Answer with a single number stating how many lines of the entries below include the string "title".

↓↓↓

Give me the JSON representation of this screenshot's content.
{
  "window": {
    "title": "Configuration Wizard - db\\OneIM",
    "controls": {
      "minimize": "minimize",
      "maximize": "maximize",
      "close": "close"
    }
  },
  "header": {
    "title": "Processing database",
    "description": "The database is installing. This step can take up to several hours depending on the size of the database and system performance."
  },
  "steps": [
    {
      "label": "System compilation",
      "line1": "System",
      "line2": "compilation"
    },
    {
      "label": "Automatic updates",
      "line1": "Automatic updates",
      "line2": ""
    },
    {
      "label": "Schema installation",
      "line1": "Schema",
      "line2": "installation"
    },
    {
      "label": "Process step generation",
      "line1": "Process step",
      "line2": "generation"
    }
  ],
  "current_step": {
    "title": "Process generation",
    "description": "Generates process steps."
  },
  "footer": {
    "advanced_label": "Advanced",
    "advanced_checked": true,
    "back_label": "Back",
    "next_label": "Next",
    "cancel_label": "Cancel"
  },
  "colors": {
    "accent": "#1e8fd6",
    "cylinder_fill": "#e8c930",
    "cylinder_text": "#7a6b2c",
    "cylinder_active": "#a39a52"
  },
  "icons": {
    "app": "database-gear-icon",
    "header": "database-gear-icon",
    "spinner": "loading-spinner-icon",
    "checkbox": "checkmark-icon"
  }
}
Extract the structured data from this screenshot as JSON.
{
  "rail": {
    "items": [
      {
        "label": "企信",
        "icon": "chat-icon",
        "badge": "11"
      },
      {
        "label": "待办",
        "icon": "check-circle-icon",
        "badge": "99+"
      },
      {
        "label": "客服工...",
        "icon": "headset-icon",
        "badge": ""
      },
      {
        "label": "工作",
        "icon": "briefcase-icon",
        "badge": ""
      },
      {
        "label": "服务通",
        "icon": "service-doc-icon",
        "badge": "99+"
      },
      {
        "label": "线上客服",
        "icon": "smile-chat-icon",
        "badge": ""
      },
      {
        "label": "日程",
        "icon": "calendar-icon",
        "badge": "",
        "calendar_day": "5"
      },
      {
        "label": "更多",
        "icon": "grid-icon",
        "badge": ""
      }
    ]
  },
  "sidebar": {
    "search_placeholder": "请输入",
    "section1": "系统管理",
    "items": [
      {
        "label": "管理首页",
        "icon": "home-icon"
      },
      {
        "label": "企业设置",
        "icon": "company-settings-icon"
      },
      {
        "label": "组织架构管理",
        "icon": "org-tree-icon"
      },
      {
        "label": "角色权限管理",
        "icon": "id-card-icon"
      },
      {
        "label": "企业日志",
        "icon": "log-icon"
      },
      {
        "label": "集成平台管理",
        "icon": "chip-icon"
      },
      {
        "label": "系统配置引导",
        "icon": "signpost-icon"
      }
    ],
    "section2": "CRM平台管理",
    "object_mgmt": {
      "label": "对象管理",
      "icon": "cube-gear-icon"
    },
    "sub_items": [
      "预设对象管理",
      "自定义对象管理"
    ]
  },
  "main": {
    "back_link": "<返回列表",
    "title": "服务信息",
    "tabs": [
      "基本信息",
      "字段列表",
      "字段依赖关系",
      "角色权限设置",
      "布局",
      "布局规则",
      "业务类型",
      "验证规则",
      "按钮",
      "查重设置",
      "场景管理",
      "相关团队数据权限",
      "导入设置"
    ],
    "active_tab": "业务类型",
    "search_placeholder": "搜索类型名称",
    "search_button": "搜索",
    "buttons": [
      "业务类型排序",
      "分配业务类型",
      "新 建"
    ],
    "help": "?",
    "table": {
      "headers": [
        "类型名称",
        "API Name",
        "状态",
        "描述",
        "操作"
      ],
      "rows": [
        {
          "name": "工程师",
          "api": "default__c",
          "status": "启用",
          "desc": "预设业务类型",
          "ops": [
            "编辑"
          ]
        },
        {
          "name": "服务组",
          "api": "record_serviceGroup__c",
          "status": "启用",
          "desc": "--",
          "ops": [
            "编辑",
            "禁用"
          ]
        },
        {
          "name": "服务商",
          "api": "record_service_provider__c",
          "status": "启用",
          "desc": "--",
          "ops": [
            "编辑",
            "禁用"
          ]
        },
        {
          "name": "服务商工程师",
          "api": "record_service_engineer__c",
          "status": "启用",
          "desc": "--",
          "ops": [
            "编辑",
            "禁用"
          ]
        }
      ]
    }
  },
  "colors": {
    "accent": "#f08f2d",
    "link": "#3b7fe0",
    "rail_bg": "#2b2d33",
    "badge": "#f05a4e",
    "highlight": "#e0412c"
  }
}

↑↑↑

RESPONSE FOR THIS EXERCISE -
4